Wednesday, July 11, 2012
Yesterday was the day to take the pictures of my entry for the Battle of the Beadsmith and get them submitted to the competition organizer, Steven Weiss.
And of course, the 20% chance of rain the forecast was calling for? Yeah. For the first time in nearly a week, it rained.
The night before, I had gone down to the basement to find my light tent, thinking that I would use the lovely bakgrounds to get a good shot. When I opened the tent, I discovered that my fabric photo backgrounds were not inside. Nor were they anywhere in the basement where I usually store them!
Okay. Whatever. I could work with this. I rigged up the extra window shade in the wooden plant stand and then tried to attach my piece to a couple of pieces of Fireline that would suspend it in mid-air while I took photos.
I couldn't get the Fireline to knot properly. It kept slipping around the wooden slats of the plant stand. By the time I finally got it half-suspended, I realized that the light coming in through the dining room window on this dark and stormy morning would be less than adequate for a good photo.
Drat. I went back downstairs to the basement to find my photo lamps. And discovered that they, too, were nowhere to be found.
While I was tearing through boxes and bags and trying to think where on Earth I could have left all my photo equipment, I heard someone behind me say a very loud, "Harumph!"
Of course, I was down there alone. When I turned around, there was no one behind me. And really, I was too pissed off to be very worried that there might be something (or someone) else down there with me.

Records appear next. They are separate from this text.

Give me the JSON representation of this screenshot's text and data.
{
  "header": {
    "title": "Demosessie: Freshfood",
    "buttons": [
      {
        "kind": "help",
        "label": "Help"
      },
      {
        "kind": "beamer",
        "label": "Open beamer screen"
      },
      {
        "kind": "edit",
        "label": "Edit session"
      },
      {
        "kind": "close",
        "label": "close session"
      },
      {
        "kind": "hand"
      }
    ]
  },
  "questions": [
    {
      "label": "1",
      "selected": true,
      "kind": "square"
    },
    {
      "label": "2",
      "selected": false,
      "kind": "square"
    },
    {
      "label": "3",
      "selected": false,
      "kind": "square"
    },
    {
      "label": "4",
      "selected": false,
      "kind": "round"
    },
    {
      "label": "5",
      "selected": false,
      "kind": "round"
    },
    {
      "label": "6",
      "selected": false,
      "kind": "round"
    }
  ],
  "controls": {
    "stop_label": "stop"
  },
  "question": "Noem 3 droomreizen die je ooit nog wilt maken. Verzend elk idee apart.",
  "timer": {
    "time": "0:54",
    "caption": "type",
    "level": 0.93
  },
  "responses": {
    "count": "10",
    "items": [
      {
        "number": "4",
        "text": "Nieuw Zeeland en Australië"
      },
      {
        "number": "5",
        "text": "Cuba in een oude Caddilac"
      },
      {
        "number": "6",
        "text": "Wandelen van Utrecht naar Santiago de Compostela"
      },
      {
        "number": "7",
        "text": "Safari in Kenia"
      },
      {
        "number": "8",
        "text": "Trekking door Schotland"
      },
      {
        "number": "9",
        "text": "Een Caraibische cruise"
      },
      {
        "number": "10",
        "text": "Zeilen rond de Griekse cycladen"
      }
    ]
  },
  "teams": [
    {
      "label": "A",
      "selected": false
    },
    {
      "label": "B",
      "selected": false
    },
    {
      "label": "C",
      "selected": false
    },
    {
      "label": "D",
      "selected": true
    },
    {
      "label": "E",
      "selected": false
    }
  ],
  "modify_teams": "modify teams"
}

It should be noted here that the last few days, whenever I went into the basement, I was immediately overcome with this sense of DREAD. To the point where one night, I almost couldn't stand it and raced up the stairs once I had what I was looking for from the bookshelf. And as soon as I got to the top of the stairs, the feeling just evaporated, but I couldn't help but feeling like someone was looking at me as I ran up the stairs.
Anyway. Back to my photo crisis. I set up the photo tent in the dining room. I thought maybe using the tripod and the macro zoom lens would help. I got the camera attached to the tripod, and took four pictures before the camera went dead.
Dead batteries. I rummaged through three drawers before I discovered that I had put the spare batteries and charger in the camera bag. (Why would I have done THAT?! I never keep the spare batteries in the camera bag. I have no idea what I was thinking last time I charged up those batteries.)
Changed the batteries. Took about forty pictures, and then opened them up in Photoshop. They were all AWFUL. The light was yellow, and there were glares when I used the flash. I was really starting to get angry and frustrated now.
While I was sitting at my chair in front of the computer, I heard it again from behind me. A loud "Harumph!" And then, not two seconds later, BOTH shelves of my bookcase collapsed onto themselves simultaneously, sending books and beads everywhere.
That shook me up a little, but more than anything else, it just added to my annoyance. I was beyond worrying if there was a ghost in the house now - I just HAD to get this pictures right! And now I had to clean up two bookshelves' worth of beads, books, Ultrasuede, and beading supplies!
Right about then, I had a stroke of inspiration. (Good thing I didn't have an actual stroke, which was very possible at the time.) I grabbed the tent, the necklace bust, and the tripod and set up on the back porch with the big windows behind me for lighting. Even though it was still coming down in buckets, I thought the brightly lit clouds might act as a diffuser for the natural light. I decided to break out the big guns and try shooting this with the macro zoom lens, too, to get some good, detailed photos.
I took another thirty photographs, and went back inside to the computer.
As I crossed through the dining room, I noticed that all the extra cords and cables and lenses had been removed from my camera bag and strewn across the dining room table. But no, I was not going to panic right then - I had to see how these photos came out! I was working on a deadline, and no stupid ghost was gonna deter me from getting this piece submitted on time!
I loaded the new photos into the computer and found that they were all PERFECT. There were a couple of shots of the clasp that were fuzzier than I would have liked, but the detail shots were incredible. The light balance was perfect.
After I cropped a few of the photos, I even managed to get the Battle of the Beadsmith logo placed on them properly without too much aggravation. Huzzah!
After that, there were no more disturbances. No more gruff-sounding exclamations from whatever was keeping me company that morning. I went about the rest of my day, had a good brainstorming session at Starbucks, and basically went about my day.
It wouldn't be the first time that I've lived in a haunted house. The farmhouse that we rented before we bought this place was full of old spirits. Every time someone new from the local area came over, they would say, "Oh, you know, my [uncle, grandfather, cousin, aunt, sister, neighbor] died in this house." Oh, yeah, I'm no stranger to stranger things.
But on the bright side, I finished my entry on time, and it's a beaut. I got the perfect photos taken and submitted on time. And now, I can rest my weary beading hands for a few days before I get back to the list of beading projects I've been putting off for the last month!